**Problem description**
With no line omitted, restate the records below exactly as they appear.

Extracted entries Start Marker

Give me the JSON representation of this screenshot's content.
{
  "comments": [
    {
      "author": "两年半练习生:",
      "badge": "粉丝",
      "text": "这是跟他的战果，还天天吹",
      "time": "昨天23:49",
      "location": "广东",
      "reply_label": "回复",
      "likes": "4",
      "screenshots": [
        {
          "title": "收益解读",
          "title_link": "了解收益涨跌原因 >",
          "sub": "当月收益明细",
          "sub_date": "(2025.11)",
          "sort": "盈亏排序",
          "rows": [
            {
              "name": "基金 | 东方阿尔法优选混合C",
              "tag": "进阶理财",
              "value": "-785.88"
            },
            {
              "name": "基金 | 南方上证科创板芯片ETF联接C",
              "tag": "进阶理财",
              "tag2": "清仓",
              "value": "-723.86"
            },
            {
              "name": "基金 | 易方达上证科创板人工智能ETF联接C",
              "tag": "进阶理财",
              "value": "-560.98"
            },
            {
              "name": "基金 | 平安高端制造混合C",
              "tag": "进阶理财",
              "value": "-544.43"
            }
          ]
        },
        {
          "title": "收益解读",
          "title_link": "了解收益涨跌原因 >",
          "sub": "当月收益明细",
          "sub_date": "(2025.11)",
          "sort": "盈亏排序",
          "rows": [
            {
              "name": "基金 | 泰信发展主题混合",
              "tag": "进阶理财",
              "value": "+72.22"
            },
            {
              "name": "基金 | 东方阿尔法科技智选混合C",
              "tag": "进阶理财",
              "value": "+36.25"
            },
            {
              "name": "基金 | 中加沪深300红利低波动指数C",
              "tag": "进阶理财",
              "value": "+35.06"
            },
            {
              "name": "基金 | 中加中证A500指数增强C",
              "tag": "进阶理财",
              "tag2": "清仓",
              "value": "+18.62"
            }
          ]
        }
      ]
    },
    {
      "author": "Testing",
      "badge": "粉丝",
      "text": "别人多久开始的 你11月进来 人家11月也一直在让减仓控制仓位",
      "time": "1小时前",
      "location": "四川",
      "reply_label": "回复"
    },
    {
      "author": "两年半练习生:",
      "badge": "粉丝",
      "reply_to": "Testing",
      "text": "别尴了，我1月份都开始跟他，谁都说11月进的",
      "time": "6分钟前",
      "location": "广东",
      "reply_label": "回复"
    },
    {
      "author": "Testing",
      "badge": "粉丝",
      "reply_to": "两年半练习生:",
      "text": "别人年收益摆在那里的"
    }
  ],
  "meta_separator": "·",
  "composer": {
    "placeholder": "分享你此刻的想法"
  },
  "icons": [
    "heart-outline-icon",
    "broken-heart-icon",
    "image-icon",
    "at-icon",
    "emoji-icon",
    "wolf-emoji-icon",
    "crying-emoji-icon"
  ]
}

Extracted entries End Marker

**Answer for this exercise**
Give me the JSON representation of this screenshot's content.
{
  "comments": [
    {
      "author": "两年半练习生:",
      "badge": "粉丝",
      "text": "这是跟他的战果，还天天吹",
      "time": "昨天23:49",
      "location": "广东",
      "reply_label": "回复",
      "likes": "4",
      "screenshots": [
        {
          "title": "收益解读",
          "title_link": "了解收益涨跌原因 >",
          "sub": "当月收益明细",
          "sub_date": "(2025.11)",
          "sort": "盈亏排序",
          "rows": [
            {
              "name": "基金 | 东方阿尔法优选混合C",
              "tag": "进阶理财",
              "value": "-785.88"
            },
            {
              "name": "基金 | 南方上证科创板芯片ETF联接C",
              "tag": "进阶理财",
              "tag2": "清仓",
              "value": "-723.86"
            },
            {
              "name": "基金 | 易方达上证科创板人工智能ETF联接C",
              "tag": "进阶理财",
              "value": "-560.98"
            },
            {
              "name": "基金 | 平安高端制造混合C",
              "tag": "进阶理财",
              "value": "-544.43"
            }
          ]
        },
        {
          "title": "收益解读",
          "title_link": "了解收益涨跌原因 >",
          "sub": "当月收益明细",
          "sub_date": "(2025.11)",
          "sort": "盈亏排序",
          "rows": [
            {
              "name": "基金 | 泰信发展主题混合",
              "tag": "进阶理财",
              "value": "+72.22"
            },
            {
              "name": "基金 | 东方阿尔法科技智选混合C",
              "tag": "进阶理财",
              "value": "+36.25"
            },
            {
              "name": "基金 | 中加沪深300红利低波动指数C",
              "tag": "进阶理财",
              "value": "+35.06"
            },
            {
              "name": "基金 | 中加中证A500指数增强C",
              "tag": "进阶理财",
              "tag2": "清仓",
              "value": "+18.62"
            }
          ]
        }
      ]
    },
    {
      "author": "Testing",
      "badge": "粉丝",
      "text": "别人多久开始的 你11月进来 人家11月也一直在让减仓控制仓位",
      "time": "1小时前",
      "location": "四川",
      "reply_label": "回复"
    },
    {
      "author": "两年半练习生:",
      "badge": "粉丝",
      "reply_to": "Testing",
      "text": "别尴了，我1月份都开始跟他，谁都说11月进的",
      "time": "6分钟前",
      "location": "广东",
      "reply_label": "回复"
    },
    {
      "author": "Testing",
      "badge": "粉丝",
      "reply_to": "两年半练习生:",
      "text": "别人年收益摆在那里的"
    }
  ],
  "meta_separator": "·",
  "composer": {
    "placeholder": "分享你此刻的想法"
  },
  "icons": [
    "heart-outline-icon",
    "broken-heart-icon",
    "image-icon",
    "at-icon",
    "emoji-icon",
    "wolf-emoji-icon",
    "crying-emoji-icon"
  ]
}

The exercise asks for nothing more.